_ABOUT THIS EXERCISE_:
Through to the final line, write out the records below exactly, omitting any images they contain.

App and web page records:
'''

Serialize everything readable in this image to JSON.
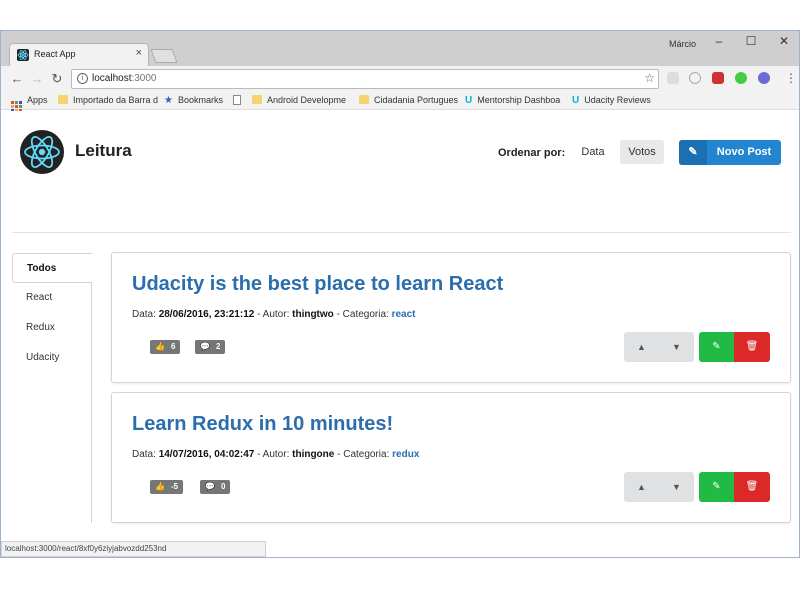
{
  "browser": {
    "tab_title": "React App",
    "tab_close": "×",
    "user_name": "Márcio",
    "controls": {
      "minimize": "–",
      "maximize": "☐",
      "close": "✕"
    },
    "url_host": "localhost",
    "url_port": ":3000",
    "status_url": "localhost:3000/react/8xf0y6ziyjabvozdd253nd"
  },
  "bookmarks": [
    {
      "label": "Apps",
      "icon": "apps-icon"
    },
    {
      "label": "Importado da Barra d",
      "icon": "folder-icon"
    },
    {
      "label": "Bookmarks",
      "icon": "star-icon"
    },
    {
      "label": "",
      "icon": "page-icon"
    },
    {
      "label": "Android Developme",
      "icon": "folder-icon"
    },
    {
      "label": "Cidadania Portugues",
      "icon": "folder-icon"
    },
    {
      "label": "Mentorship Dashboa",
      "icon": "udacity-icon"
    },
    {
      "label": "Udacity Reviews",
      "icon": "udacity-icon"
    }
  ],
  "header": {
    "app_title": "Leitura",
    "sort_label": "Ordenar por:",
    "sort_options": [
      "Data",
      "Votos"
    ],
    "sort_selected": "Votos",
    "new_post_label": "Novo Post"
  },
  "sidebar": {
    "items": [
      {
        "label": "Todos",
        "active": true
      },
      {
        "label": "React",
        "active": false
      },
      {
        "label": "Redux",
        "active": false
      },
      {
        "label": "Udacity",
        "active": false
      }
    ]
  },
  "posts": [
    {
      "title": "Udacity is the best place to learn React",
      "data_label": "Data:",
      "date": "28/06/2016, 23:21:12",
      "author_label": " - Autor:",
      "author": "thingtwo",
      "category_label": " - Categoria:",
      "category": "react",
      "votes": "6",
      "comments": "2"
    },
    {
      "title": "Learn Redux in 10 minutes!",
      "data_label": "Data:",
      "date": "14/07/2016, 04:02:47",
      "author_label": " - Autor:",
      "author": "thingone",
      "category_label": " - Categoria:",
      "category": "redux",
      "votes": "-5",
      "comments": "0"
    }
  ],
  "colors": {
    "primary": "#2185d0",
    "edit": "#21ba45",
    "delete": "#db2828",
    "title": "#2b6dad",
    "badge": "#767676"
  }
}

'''

_ANSWER SPACE_:
Serialize everything readable in this image to JSON.
{
  "browser": {
    "tab_title": "React App",
    "tab_close": "×",
    "user_name": "Márcio",
    "controls": {
      "minimize": "–",
      "maximize": "☐",
      "close": "✕"
    },
    "url_host": "localhost",
    "url_port": ":3000",
    "status_url": "localhost:3000/react/8xf0y6ziyjabvozdd253nd"
  },
  "bookmarks": [
    {
      "label": "Apps",
      "icon": "apps-icon"
    },
    {
      "label": "Importado da Barra d",
      "icon": "folder-icon"
    },
    {
      "label": "Bookmarks",
      "icon": "star-icon"
    },
    {
      "label": "",
      "icon": "page-icon"
    },
    {
      "label": "Android Developme",
      "icon": "folder-icon"
    },
    {
      "label": "Cidadania Portugues",
      "icon": "folder-icon"
    },
    {
      "label": "Mentorship Dashboa",
      "icon": "udacity-icon"
    },
    {
      "label": "Udacity Reviews",
      "icon": "udacity-icon"
    }
  ],
  "header": {
    "app_title": "Leitura",
    "sort_label": "Ordenar por:",
    "sort_options": [
      "Data",
      "Votos"
    ],
    "sort_selected": "Votos",
    "new_post_label": "Novo Post"
  },
  "sidebar": {
    "items": [
      {
        "label": "Todos",
        "active": true
      },
      {
        "label": "React",
        "active": false
      },
      {
        "label": "Redux",
        "active": false
      },
      {
        "label": "Udacity",
        "active": false
      }
    ]
  },
  "posts": [
    {
      "title": "Udacity is the best place to learn React",
      "data_label": "Data:",
      "date": "28/06/2016, 23:21:12",
      "author_label": " - Autor:",
      "author": "thingtwo",
      "category_label": " - Categoria:",
      "category": "react",
      "votes": "6",
      "comments": "2"
    },
    {
      "title": "Learn Redux in 10 minutes!",
      "data_label": "Data:",
      "date": "14/07/2016, 04:02:47",
      "author_label": " - Autor:",
      "author": "thingone",
      "category_label": " - Categoria:",
      "category": "redux",
      "votes": "-5",
      "comments": "0"
    }
  ],
  "colors": {
    "primary": "#2185d0",
    "edit": "#21ba45",
    "delete": "#db2828",
    "title": "#2b6dad",
    "badge": "#767676"
  }
}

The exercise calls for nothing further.